- EXERCISE DESCRIPTION: Search the data below, and report every line in which "sorozatszám" occurs.

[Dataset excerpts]
*** Block opens ***

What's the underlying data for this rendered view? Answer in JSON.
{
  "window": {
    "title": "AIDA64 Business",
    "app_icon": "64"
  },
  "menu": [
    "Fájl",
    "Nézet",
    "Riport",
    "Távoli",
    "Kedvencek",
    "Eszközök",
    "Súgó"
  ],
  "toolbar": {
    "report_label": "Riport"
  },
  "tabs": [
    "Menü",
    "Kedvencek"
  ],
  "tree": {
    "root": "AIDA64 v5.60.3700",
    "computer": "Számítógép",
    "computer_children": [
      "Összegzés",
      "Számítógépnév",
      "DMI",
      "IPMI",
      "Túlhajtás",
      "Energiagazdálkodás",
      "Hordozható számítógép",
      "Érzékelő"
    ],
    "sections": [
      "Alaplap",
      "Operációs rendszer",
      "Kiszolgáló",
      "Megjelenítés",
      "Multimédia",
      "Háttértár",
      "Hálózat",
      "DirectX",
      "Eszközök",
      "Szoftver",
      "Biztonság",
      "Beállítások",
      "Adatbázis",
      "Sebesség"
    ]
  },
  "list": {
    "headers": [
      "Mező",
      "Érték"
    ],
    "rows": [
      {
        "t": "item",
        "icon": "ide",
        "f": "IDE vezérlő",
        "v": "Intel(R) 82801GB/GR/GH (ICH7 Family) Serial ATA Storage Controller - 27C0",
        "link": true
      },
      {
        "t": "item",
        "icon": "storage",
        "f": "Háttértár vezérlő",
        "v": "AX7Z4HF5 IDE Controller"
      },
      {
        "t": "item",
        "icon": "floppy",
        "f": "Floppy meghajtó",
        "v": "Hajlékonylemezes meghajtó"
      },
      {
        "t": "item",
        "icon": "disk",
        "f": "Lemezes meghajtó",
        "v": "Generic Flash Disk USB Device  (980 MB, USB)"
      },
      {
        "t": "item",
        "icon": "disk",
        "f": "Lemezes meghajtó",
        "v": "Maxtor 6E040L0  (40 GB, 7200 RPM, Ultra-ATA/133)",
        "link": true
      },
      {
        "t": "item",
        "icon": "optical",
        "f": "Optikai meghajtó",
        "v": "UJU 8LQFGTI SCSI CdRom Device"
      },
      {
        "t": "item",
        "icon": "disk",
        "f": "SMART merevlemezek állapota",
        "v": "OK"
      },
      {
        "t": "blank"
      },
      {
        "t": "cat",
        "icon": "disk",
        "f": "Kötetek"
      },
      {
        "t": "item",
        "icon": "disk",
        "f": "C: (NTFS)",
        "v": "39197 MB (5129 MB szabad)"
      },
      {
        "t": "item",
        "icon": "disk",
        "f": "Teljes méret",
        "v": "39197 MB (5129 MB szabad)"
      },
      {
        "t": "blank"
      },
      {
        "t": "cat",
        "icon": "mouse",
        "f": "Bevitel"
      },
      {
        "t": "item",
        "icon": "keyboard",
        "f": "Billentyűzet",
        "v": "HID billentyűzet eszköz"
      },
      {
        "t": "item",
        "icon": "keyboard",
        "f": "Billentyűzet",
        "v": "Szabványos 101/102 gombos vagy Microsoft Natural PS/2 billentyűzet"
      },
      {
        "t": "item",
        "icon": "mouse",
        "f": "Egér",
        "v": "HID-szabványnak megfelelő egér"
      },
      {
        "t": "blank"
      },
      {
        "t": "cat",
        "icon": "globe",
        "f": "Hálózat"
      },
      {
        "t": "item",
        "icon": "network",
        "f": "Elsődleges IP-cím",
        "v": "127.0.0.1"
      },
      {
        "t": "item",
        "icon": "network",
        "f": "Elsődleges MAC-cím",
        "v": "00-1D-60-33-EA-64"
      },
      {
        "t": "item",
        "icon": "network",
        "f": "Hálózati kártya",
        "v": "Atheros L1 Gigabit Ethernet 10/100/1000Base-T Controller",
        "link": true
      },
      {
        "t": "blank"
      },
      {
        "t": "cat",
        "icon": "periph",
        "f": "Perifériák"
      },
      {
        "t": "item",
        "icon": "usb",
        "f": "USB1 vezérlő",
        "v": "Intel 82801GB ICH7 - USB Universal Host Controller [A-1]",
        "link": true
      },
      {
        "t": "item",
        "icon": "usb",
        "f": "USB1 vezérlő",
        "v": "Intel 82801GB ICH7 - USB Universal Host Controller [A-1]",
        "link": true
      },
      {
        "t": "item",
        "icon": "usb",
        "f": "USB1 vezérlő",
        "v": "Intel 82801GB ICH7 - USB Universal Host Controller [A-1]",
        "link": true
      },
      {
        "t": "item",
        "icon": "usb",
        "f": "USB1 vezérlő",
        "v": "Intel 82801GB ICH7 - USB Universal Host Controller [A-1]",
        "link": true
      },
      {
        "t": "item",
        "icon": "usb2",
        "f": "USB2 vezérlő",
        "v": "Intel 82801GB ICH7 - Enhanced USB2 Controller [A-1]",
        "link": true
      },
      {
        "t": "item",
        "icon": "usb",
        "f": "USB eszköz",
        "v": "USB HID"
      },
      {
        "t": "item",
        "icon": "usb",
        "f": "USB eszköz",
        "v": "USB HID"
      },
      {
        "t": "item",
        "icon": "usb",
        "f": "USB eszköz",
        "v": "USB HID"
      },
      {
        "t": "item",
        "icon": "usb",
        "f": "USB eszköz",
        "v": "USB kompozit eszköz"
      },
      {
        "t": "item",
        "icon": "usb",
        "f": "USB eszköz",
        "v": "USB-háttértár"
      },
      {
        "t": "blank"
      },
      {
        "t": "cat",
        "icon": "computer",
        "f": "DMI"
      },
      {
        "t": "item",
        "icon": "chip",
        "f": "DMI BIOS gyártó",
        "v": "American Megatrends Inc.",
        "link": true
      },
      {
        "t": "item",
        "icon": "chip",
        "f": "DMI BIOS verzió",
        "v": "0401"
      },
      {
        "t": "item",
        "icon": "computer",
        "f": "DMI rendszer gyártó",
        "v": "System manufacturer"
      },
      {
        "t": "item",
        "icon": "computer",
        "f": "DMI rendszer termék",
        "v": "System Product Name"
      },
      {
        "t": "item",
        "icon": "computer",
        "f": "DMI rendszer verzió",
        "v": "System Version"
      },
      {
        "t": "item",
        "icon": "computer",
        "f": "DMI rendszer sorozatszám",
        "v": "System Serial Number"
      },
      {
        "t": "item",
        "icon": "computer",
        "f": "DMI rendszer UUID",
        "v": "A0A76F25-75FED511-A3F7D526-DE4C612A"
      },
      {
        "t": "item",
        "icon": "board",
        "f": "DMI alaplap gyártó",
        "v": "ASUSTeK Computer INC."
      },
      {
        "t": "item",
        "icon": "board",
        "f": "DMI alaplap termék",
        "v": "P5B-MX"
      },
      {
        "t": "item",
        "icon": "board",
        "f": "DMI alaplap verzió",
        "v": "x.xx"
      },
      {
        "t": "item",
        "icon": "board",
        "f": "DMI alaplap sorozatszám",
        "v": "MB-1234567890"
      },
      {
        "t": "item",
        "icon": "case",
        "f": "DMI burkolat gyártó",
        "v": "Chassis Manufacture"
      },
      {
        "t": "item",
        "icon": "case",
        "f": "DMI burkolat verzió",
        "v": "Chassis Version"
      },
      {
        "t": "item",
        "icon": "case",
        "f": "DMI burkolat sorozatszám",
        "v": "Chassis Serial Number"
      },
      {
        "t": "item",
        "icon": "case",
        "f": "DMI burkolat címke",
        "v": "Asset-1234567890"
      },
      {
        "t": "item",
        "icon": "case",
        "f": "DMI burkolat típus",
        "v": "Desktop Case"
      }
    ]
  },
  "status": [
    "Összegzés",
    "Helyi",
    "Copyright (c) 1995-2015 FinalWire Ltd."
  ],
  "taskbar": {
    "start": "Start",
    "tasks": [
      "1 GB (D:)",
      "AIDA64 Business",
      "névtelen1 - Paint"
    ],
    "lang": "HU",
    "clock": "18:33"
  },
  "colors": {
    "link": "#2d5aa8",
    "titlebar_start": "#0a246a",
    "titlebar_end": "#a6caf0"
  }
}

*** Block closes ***

- RESPONSE TO THIS EXERCISE:
        "f": "DMI rendszer sorozatszám",
        "f": "DMI alaplap sorozatszám",
        "f": "DMI burkolat sorozatszám",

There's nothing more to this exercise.